With dusty air and little to no rain (the downpours we’ve been having this winter are definitely not the norm) here in Southern California, I find myself in a car wash crisis pretty often. I personally don’t care too much about driving around in a squeaky-clean car, so I forestall my car washes until absolutely necessary — such as when my windshield has become a canvas for creative (and often crude) art.
When I finally work up the motivation to wash my car, I take it to the commercial car wash because I live in an apartment building with no yard/driveway or hose I could use to do the job myself. And between the drought, ash from all-too-frequent wildfires, and the dirty city streets, it’s not long after I wash my car that I find it filthy once again.
Surely we can keep our cars clean without harming the planet. Can’t we?
Well, before we get into solution mode, let’s make sure what we’re doing is legal. In San Diego, where you’re writing from, Nick, a ban on washing vehicles at residences went into effect in June 2022. Commercial car washes, like you mention, are still legal.
San Jose is another city in California that has flat-out banned at-home car washing.
I am part of the Los Angeles branch of the Dot family and here the city permits us to wash our cars at home only if we use a hose that has an automatic shut-off nozzle, although I’ve never seen the hose police making the rounds to enforce this. This rule applies to many other California cities as well.
Like you, Nick, I assumed that those drive-through commercial car washes that dump torrents of water on our cars must be plenty more wasteful than me spraying down my car at home. So I spoke with the Los Angeles Department of Water and Power’s Manager of Water Resources Policy, Terrence McCarthy, to get the real dirt on cleaning our cars.

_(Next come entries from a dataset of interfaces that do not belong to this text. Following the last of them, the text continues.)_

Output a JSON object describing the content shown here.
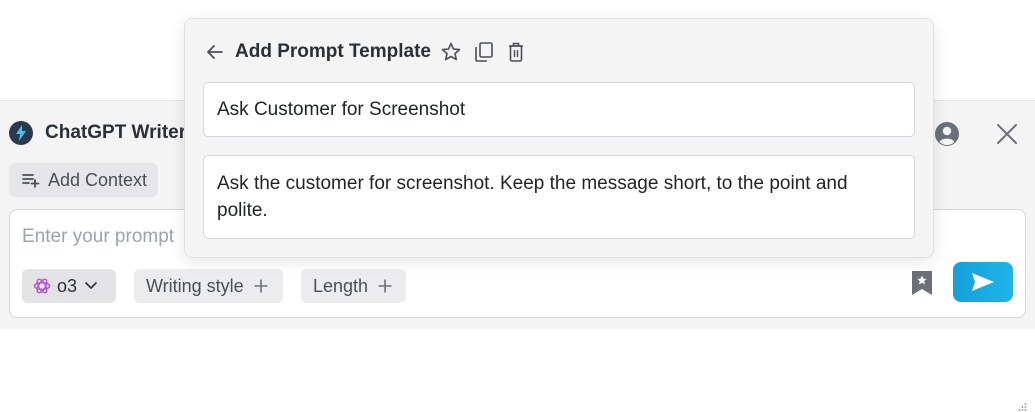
{
  "writer": {
    "brand_title": "ChatGPT Writer",
    "add_context_label": "Add Context",
    "prompt_placeholder": "Enter your prompt",
    "model_label": "o3",
    "writing_style_label": "Writing style",
    "length_label": "Length"
  },
  "template_editor": {
    "title": "Add Prompt Template",
    "template_name": "Ask Customer for Screenshot",
    "template_body": "Ask the customer for screenshot. Keep the message short, to the point and polite."
  },
  "icons": {
    "brand": "lightning-bolt-icon",
    "back": "arrow-left-icon",
    "favorite": "star-icon",
    "duplicate": "copy-icon",
    "delete": "trash-icon",
    "account": "user-circle-icon",
    "close": "close-icon",
    "add_context": "list-add-icon",
    "model": "openai-logo-icon",
    "dropdown": "chevron-down-icon",
    "add": "plus-icon",
    "bookmark": "bookmark-star-icon",
    "send": "send-icon"
  },
  "colors": {
    "send_button": "#14a0d9",
    "model_logo": "#b25ad8",
    "brand_logo_bg": "#2a3a4d",
    "brand_bolt": "#3ec6f0"
  }
}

“The most efficient way is to take your car to a commercial conveyor car wash because the majority, if not all, of those car wash facilities in the city of Los Angeles will have some form of a recirculating system that filters and then reuses a good portion of the water,” McCarthy told me.
Good news for you, Nick, is that the city of San Diego also requires commercial car washes to recycle water. And good news for all clean-car-loving Californians is that the state signed a law in 2012 requiring all new commercial car washes to use at least 60% recycled water.
How does this work, I wondered? “With a recirculating system, they can filter and then reuse that water without causing any impurities to come onto your vehicle when it goes through the conveyor car wash,” McCarthy said.
Now, I might have some fellow Californians reading this who live in cities that do not ban at-home car washing and, perhaps for the sake of convenience or to save a few bucks, are keen on washing their cars themselves. If that’s you, McCarthy gave me some tips to minimize water waste and negative environmental impact.
First of all, make sure to pick up some biodegradable soap. Although “biodegradable” doesn’t mean squat unless the product biodegrades in a relatively short amount of time. Bluedot loves Dr. Bronner’s car washing soap, if you need a recommendation. You should also use a shut-off nozzle (whether or not it’s the law) and minimize the amount of times you rinse your car.
Divert the water to your drought-stricken plants, McCarthy recommends, but, again, ensure the soap isn’t harmful.
Nonetheless, giving your local car wash some business will be more water efficient. But even with their recycling systems, they are going to waste some water, and McCarthy urges moderation.
“We want to make water-use efficiency a permanent way of behavior in Los Angeles, so we would say wash your car only when you feel it’s necessary simply because we want to preserve that resource,” McCarthy said.
If you can bear it, letting your car gather a bit of dust before its next wash won’t hurt anyone. Unless, of course, you can’t see out your front window.